Martin's enthusiastic initiative inspired a fellow executive at Larkin, William R. Heath, to have Wright design a house on Soldiers Place for him and his wife, Mary, who was the sister of Elbert Hubbard and Mrs. John D. Larkin. Still another Larkin Company top manager, Walter V. Davidson, decided to have a home at 57 Tillinghast Place done by Wright in 1908. Completing Wright's architectural contributions to the Buffalo landscape was the summer house, Graycliff, that he designed for Darwin Martin at Derby on the south shore of Lake Erie in 19~7.

If events had turned out differently, there would be a final Frank Lloyd Wright structure in Buffalo today. Darwin Martin commissioned Wright to design an appropriate monument for a family lot that Martin had purchased in Section H of Forest Lawn Cemetery. Wright created a flight of shallow stone steps, under each one of which was an individual burial crypt, leading to a tall family monument at the crest of the gradual slope of the lot.

Martin was delighted with the design, but thinking it would be expensive and not a sound investment, nicknamed it "The Martin Blue Sky Mausoleum." Martin probably would have been happy to pay the cost of constructing the terraced memorial, but the plans were completed just weeks before the 1929 stock market crash, and Martin's fortunes evaporated shortly thereafter, so neither he nor any member of his family buried in the lot today has any marker whatsoever, It is also unfortunate that the only cemetery monument that Frank Lloyd Wright designed was never built.
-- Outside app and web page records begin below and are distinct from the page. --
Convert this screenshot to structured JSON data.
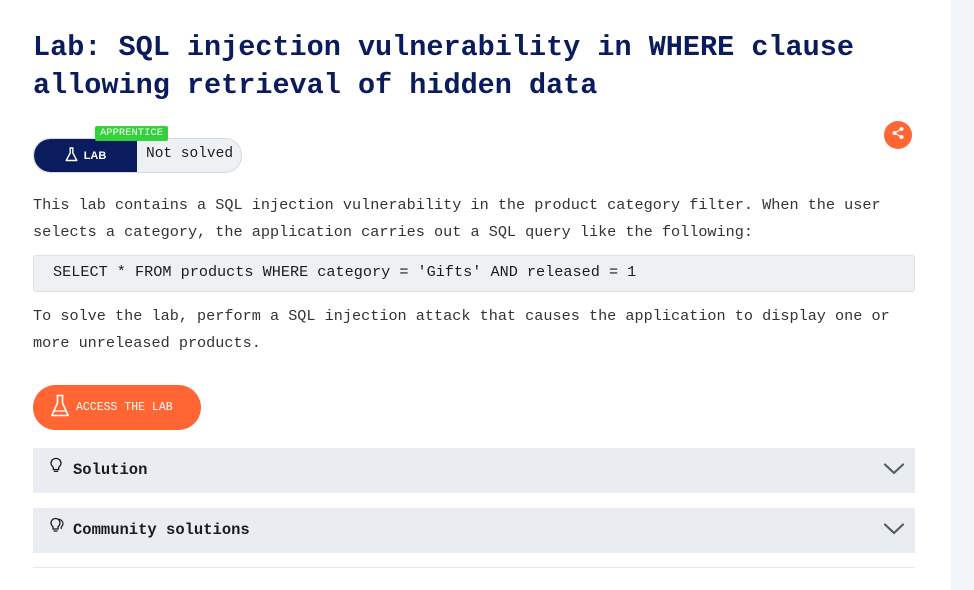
{
  "lab": {
    "title": "Lab: SQL injection vulnerability in WHERE clause allowing retrieval of hidden data",
    "type_label": "LAB",
    "level": "APPRENTICE",
    "status": "Not solved",
    "description_1": "This lab contains a SQL injection vulnerability in the product category filter. When the user selects a category, the application carries out a SQL query like the following:",
    "code": "SELECT * FROM products WHERE category = 'Gifts' AND released = 1",
    "description_2": "To solve the lab, perform a SQL injection attack that causes the application to display one or more unreleased products.",
    "access_button_label": "ACCESS THE LAB"
  },
  "accordions": [
    {
      "label": "Solution",
      "icon": "lightbulb-icon"
    },
    {
      "label": "Community solutions",
      "icon": "community-lightbulbs-icon"
    }
  ],
  "icons": {
    "share": "share-icon",
    "flask": "flask-icon",
    "chevron": "chevron-down-icon"
  },
  "colors": {
    "title": "#0a1b5e",
    "accent": "#ff6633",
    "level_badge": "#33d13b",
    "lab_badge": "#0a1b5e",
    "panel_bg": "#e9edf1"
  }
}
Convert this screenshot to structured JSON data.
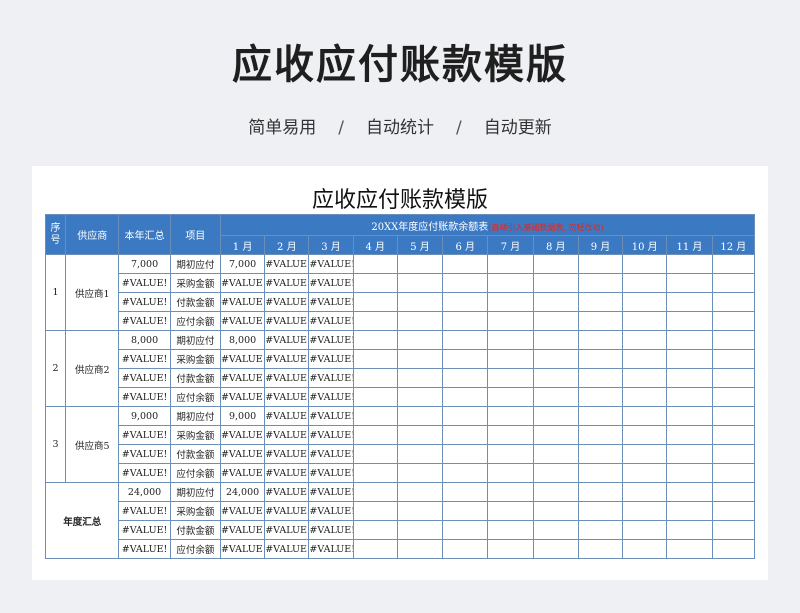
{
  "hero": {
    "title": "应收应付账款模版",
    "features": [
      "简单易用",
      "自动统计",
      "自动更新"
    ],
    "separator": "/"
  },
  "sheet": {
    "title": "应收应付账款模版",
    "headers": {
      "seq": "序号",
      "supplier": "供应商",
      "year_total": "本年汇总",
      "item": "项目",
      "banner": "20XX年度应付账款余额表",
      "banner_note": "(自动引入基础数据表, 勿轻改动)",
      "months": [
        "1 月",
        "2 月",
        "3 月",
        "4 月",
        "5 月",
        "6 月",
        "7 月",
        "8 月",
        "9 月",
        "10 月",
        "11 月",
        "12 月"
      ]
    },
    "groups": [
      {
        "seq": "1",
        "name": "供应商1",
        "rows": [
          {
            "total": "7,000",
            "item": "期初应付",
            "m": [
              "7,000",
              "#VALUE!",
              "#VALUE!"
            ]
          },
          {
            "total": "#VALUE!",
            "item": "采购金额",
            "m": [
              "#VALUE!",
              "#VALUE!",
              "#VALUE!"
            ]
          },
          {
            "total": "#VALUE!",
            "item": "付款金额",
            "m": [
              "#VALUE!",
              "#VALUE!",
              "#VALUE!"
            ]
          },
          {
            "total": "#VALUE!",
            "item": "应付余额",
            "m": [
              "#VALUE!",
              "#VALUE!",
              "#VALUE!"
            ]
          }
        ]
      },
      {
        "seq": "2",
        "name": "供应商2",
        "rows": [
          {
            "total": "8,000",
            "item": "期初应付",
            "m": [
              "8,000",
              "#VALUE!",
              "#VALUE!"
            ]
          },
          {
            "total": "#VALUE!",
            "item": "采购金额",
            "m": [
              "#VALUE!",
              "#VALUE!",
              "#VALUE!"
            ]
          },
          {
            "total": "#VALUE!",
            "item": "付款金额",
            "m": [
              "#VALUE!",
              "#VALUE!",
              "#VALUE!"
            ]
          },
          {
            "total": "#VALUE!",
            "item": "应付余额",
            "m": [
              "#VALUE!",
              "#VALUE!",
              "#VALUE!"
            ]
          }
        ]
      },
      {
        "seq": "3",
        "name": "供应商5",
        "rows": [
          {
            "total": "9,000",
            "item": "期初应付",
            "m": [
              "9,000",
              "#VALUE!",
              "#VALUE!"
            ]
          },
          {
            "total": "#VALUE!",
            "item": "采购金额",
            "m": [
              "#VALUE!",
              "#VALUE!",
              "#VALUE!"
            ]
          },
          {
            "total": "#VALUE!",
            "item": "付款金额",
            "m": [
              "#VALUE!",
              "#VALUE!",
              "#VALUE!"
            ]
          },
          {
            "total": "#VALUE!",
            "item": "应付余额",
            "m": [
              "#VALUE!",
              "#VALUE!",
              "#VALUE!"
            ]
          }
        ]
      }
    ],
    "annual": {
      "label": "年度汇总",
      "rows": [
        {
          "total": "24,000",
          "item": "期初应付",
          "m": [
            "24,000",
            "#VALUE!",
            "#VALUE!"
          ]
        },
        {
          "total": "#VALUE!",
          "item": "采购金额",
          "m": [
            "#VALUE!",
            "#VALUE!",
            "#VALUE!"
          ]
        },
        {
          "total": "#VALUE!",
          "item": "付款金额",
          "m": [
            "#VALUE!",
            "#VALUE!",
            "#VALUE!"
          ]
        },
        {
          "total": "#VALUE!",
          "item": "应付余额",
          "m": [
            "#VALUE!",
            "#VALUE!",
            "#VALUE!"
          ]
        }
      ]
    },
    "colors": {
      "header_bg": "#3b79c3",
      "grid_line": "#6b8fb8",
      "banner_note": "#e8241a"
    }
  }
}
©1999 Photographs Andy Olenick (Fotowerks)
©1999 Text Richard O. Reisem